I think a big, noticeable difference between what I’m doing now and what I was doing with my old stuff is the visuals of it. We spent a lot of time making sure we got the visuals right for gabby start. I want there to be a visual language for the project. I don’t just want people to hear the music and identify with it — I also want people to see the colors, the locations, the imagery, the drawings, and how I present myself on camera. I want people to really feel and understand the persona and the lore of it.

There have been so many times where I’ve really identified with an artist, or felt like they captured something that resonates with me and my own life and the way I see the world. That feeling is what I want someone to feel with this project.


LL: Especially in an age where so much music seems to chase immediacy and virality, that perspective is important. It’s a really strong foundational value to start an artist project with.

Definitely, but that isn’t to put it on a pedestal of any kind. I want to chase making something that makes 16-year old me really happy, but it doesn’t make the art better or worse than something that somebody else is doing.

Obviously I have no idea whether or not my music is going to last. I don’t know if it’s the shit that’s going to matter 10 years from now — that’s out of my control. So I have to do everything in my control today to make sure it’s something I want, something that’s really fun and exciting and explosive.

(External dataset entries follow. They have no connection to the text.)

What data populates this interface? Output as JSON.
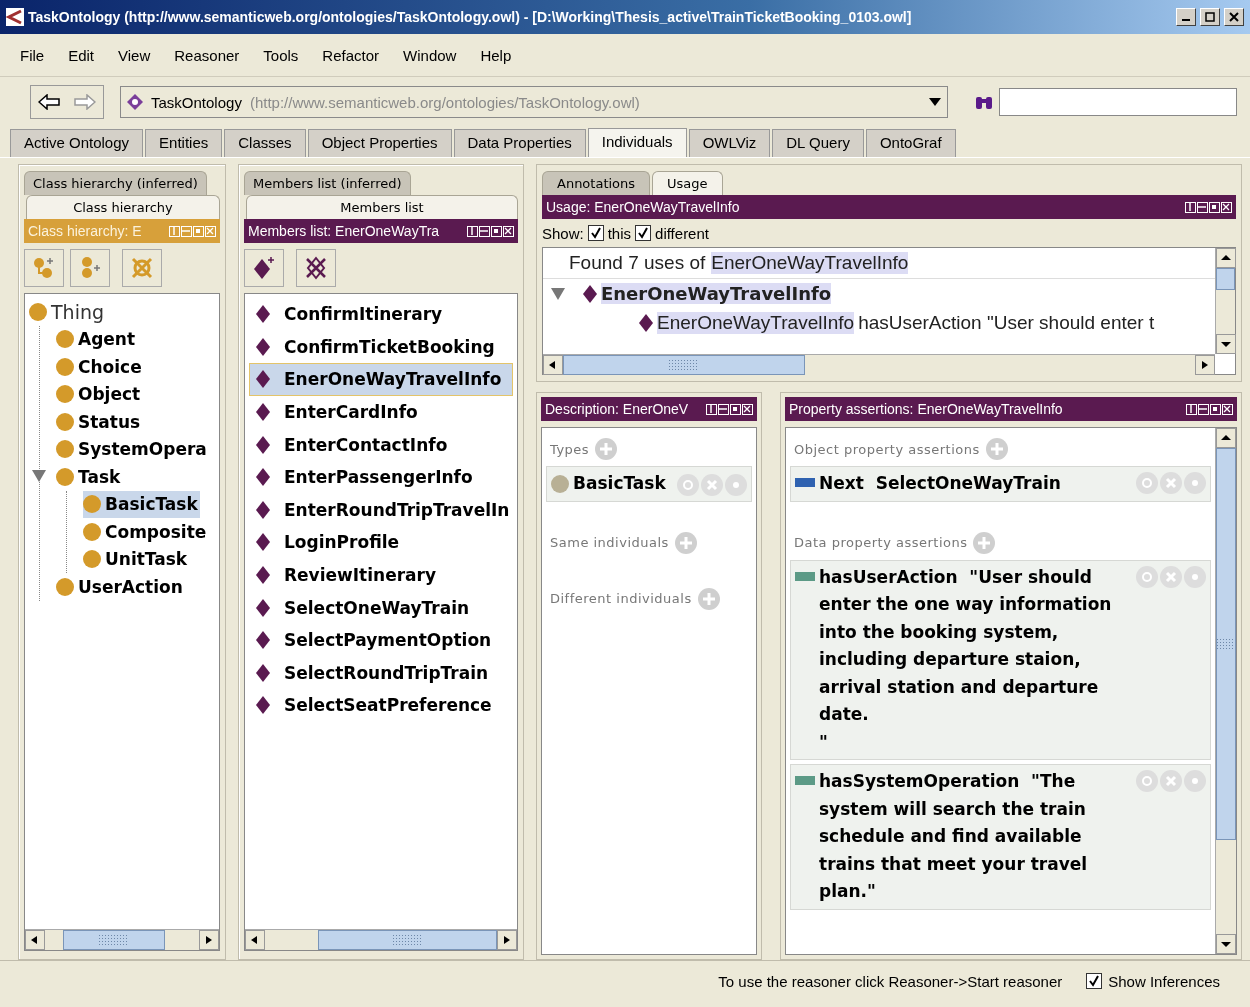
{
  "window": {
    "title": "TaskOntology (http://www.semanticweb.org/ontologies/TaskOntology.owl) - [D:\\Working\\Thesis_active\\TrainTicketBooking_0103.owl]"
  },
  "menu": [
    "File",
    "Edit",
    "View",
    "Reasoner",
    "Tools",
    "Refactor",
    "Window",
    "Help"
  ],
  "toolbar": {
    "ontology_name": "TaskOntology",
    "ontology_iri": "(http://www.semanticweb.org/ontologies/TaskOntology.owl)"
  },
  "tabs": [
    {
      "label": "Active Ontology",
      "selected": false
    },
    {
      "label": "Entities",
      "selected": false
    },
    {
      "label": "Classes",
      "selected": false
    },
    {
      "label": "Object Properties",
      "selected": false
    },
    {
      "label": "Data Properties",
      "selected": false
    },
    {
      "label": "Individuals",
      "selected": true
    },
    {
      "label": "OWLViz",
      "selected": false
    },
    {
      "label": "DL Query",
      "selected": false
    },
    {
      "label": "OntoGraf",
      "selected": false
    }
  ],
  "class_hierarchy": {
    "tabs": [
      {
        "label": "Class hierarchy (inferred)",
        "selected": false
      },
      {
        "label": "Class hierarchy",
        "selected": true
      }
    ],
    "title": "Class hierarchy: E",
    "tree": [
      {
        "label": "Thing",
        "selected": false,
        "children": [
          {
            "label": "Agent",
            "selected": false
          },
          {
            "label": "Choice",
            "selected": false
          },
          {
            "label": "Object",
            "selected": false
          },
          {
            "label": "Status",
            "selected": false
          },
          {
            "label": "SystemOpera",
            "selected": false
          },
          {
            "label": "Task",
            "selected": false,
            "children": [
              {
                "label": "BasicTask",
                "selected": true
              },
              {
                "label": "Composite",
                "selected": false
              },
              {
                "label": "UnitTask",
                "selected": false
              }
            ]
          },
          {
            "label": "UserAction",
            "selected": false
          }
        ]
      }
    ]
  },
  "members": {
    "tabs": [
      {
        "label": "Members list (inferred)",
        "selected": false
      },
      {
        "label": "Members list",
        "selected": true
      }
    ],
    "title": "Members list: EnerOneWayTra",
    "items": [
      {
        "label": "ConfirmItinerary",
        "selected": false
      },
      {
        "label": "ConfirmTicketBooking",
        "selected": false
      },
      {
        "label": "EnerOneWayTravelInfo",
        "selected": true
      },
      {
        "label": "EnterCardInfo",
        "selected": false
      },
      {
        "label": "EnterContactInfo",
        "selected": false
      },
      {
        "label": "EnterPassengerInfo",
        "selected": false
      },
      {
        "label": "EnterRoundTripTravelIn",
        "selected": false
      },
      {
        "label": "LoginProfile",
        "selected": false
      },
      {
        "label": "ReviewItinerary",
        "selected": false
      },
      {
        "label": "SelectOneWayTrain",
        "selected": false
      },
      {
        "label": "SelectPaymentOption",
        "selected": false
      },
      {
        "label": "SelectRoundTripTrain",
        "selected": false
      },
      {
        "label": "SelectSeatPreference",
        "selected": false
      }
    ]
  },
  "usage": {
    "tabs": [
      {
        "label": "Annotations",
        "selected": false
      },
      {
        "label": "Usage",
        "selected": true
      }
    ],
    "title": "Usage: EnerOneWayTravelInfo",
    "show_label": "Show:",
    "show_options": [
      {
        "label": "this",
        "checked": true
      },
      {
        "label": "different",
        "checked": true
      }
    ],
    "found_prefix": "Found 7 uses of",
    "found_subject": "EnerOneWayTravelInfo",
    "entity": "EnerOneWayTravelInfo",
    "uses": [
      {
        "subject": "EnerOneWayTravelInfo",
        "rest": "hasUserAction \"User should enter t"
      }
    ]
  },
  "description": {
    "title": "Description: EnerOneV",
    "sections": [
      {
        "label": "Types",
        "items": [
          "BasicTask"
        ]
      },
      {
        "label": "Same individuals"
      },
      {
        "label": "Different individuals"
      }
    ]
  },
  "property_assertions": {
    "title": "Property assertions: EnerOneWayTravelInfo",
    "sections": [
      {
        "label": "Object property assertions",
        "kind": "object",
        "items": [
          {
            "property": "Next",
            "value": "SelectOneWayTrain"
          }
        ]
      },
      {
        "label": "Data property assertions",
        "kind": "data",
        "items": [
          {
            "property": "hasUserAction",
            "value": "\"User should enter the one way information into the booking system, including departure staion, arrival station and departure date.\n\""
          },
          {
            "property": "hasSystemOperation",
            "value": "\"The system will search the train schedule and find available trains that meet your travel plan.\""
          }
        ]
      }
    ]
  },
  "status_bar": {
    "message": "To use the reasoner click Reasoner->Start reasoner",
    "show_inferences": {
      "label": "Show Inferences",
      "checked": true
    }
  }
}
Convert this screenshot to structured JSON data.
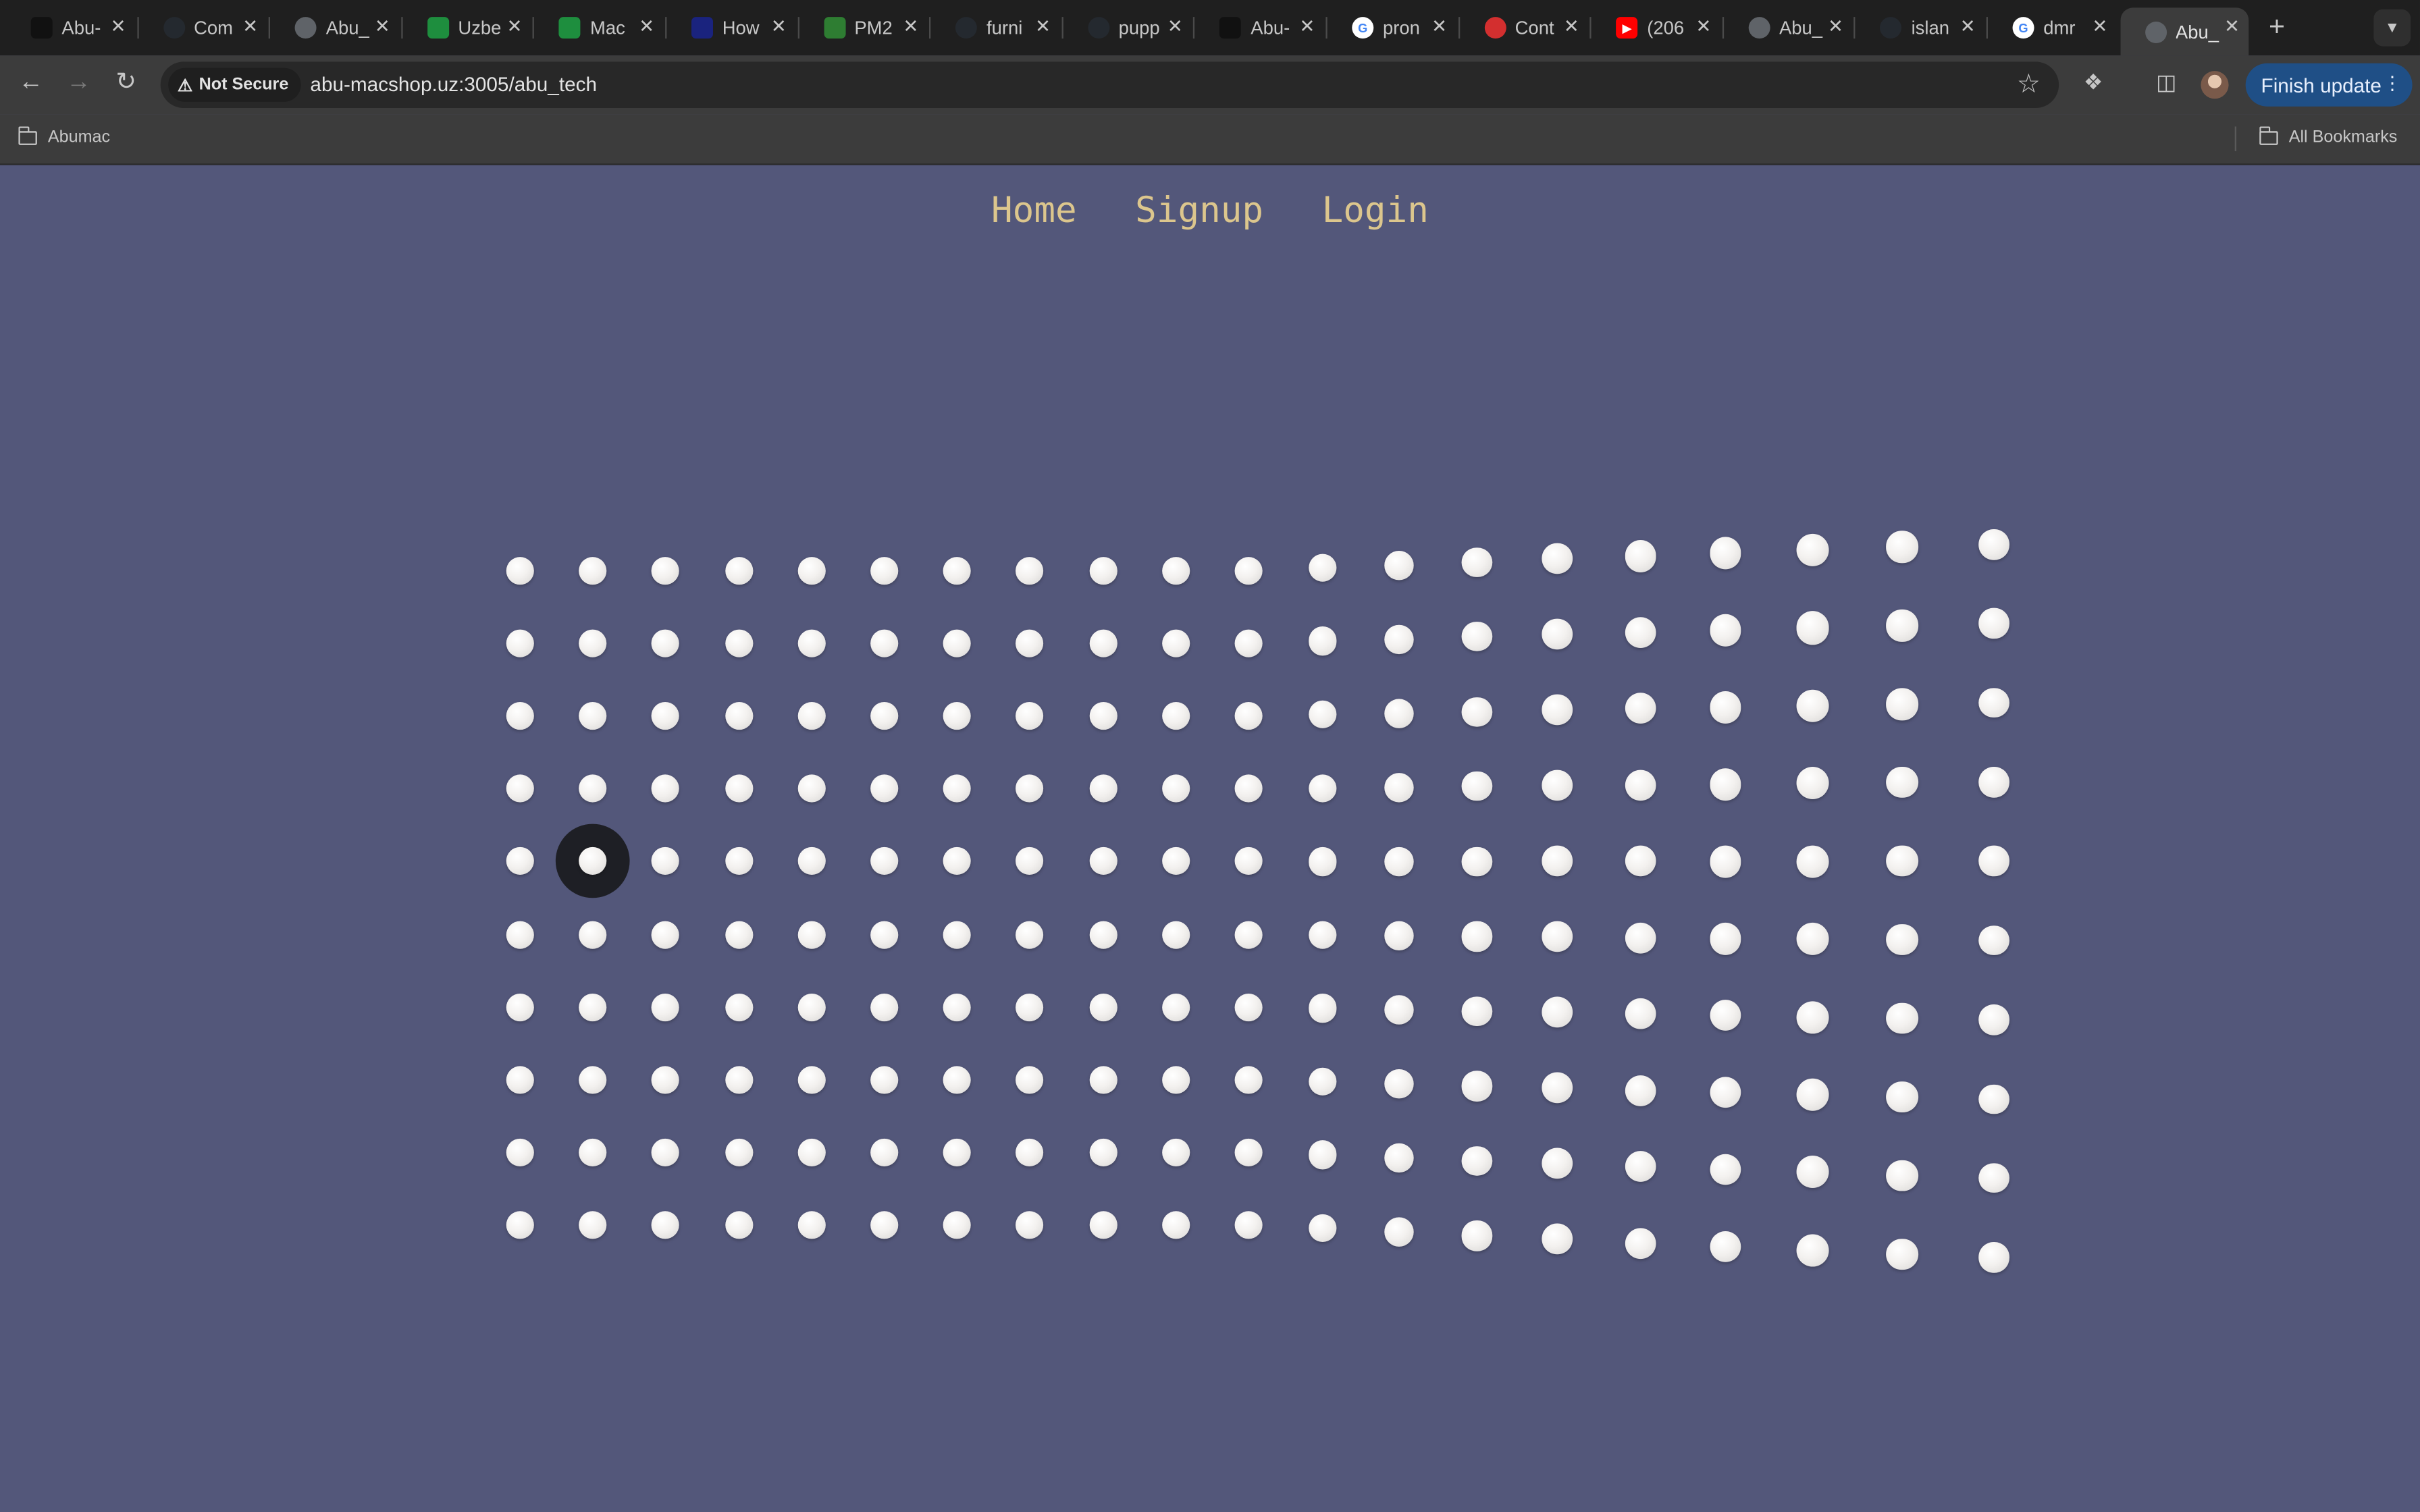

gabby start begins today.

Watch the “sydney” music video here and stream the song below.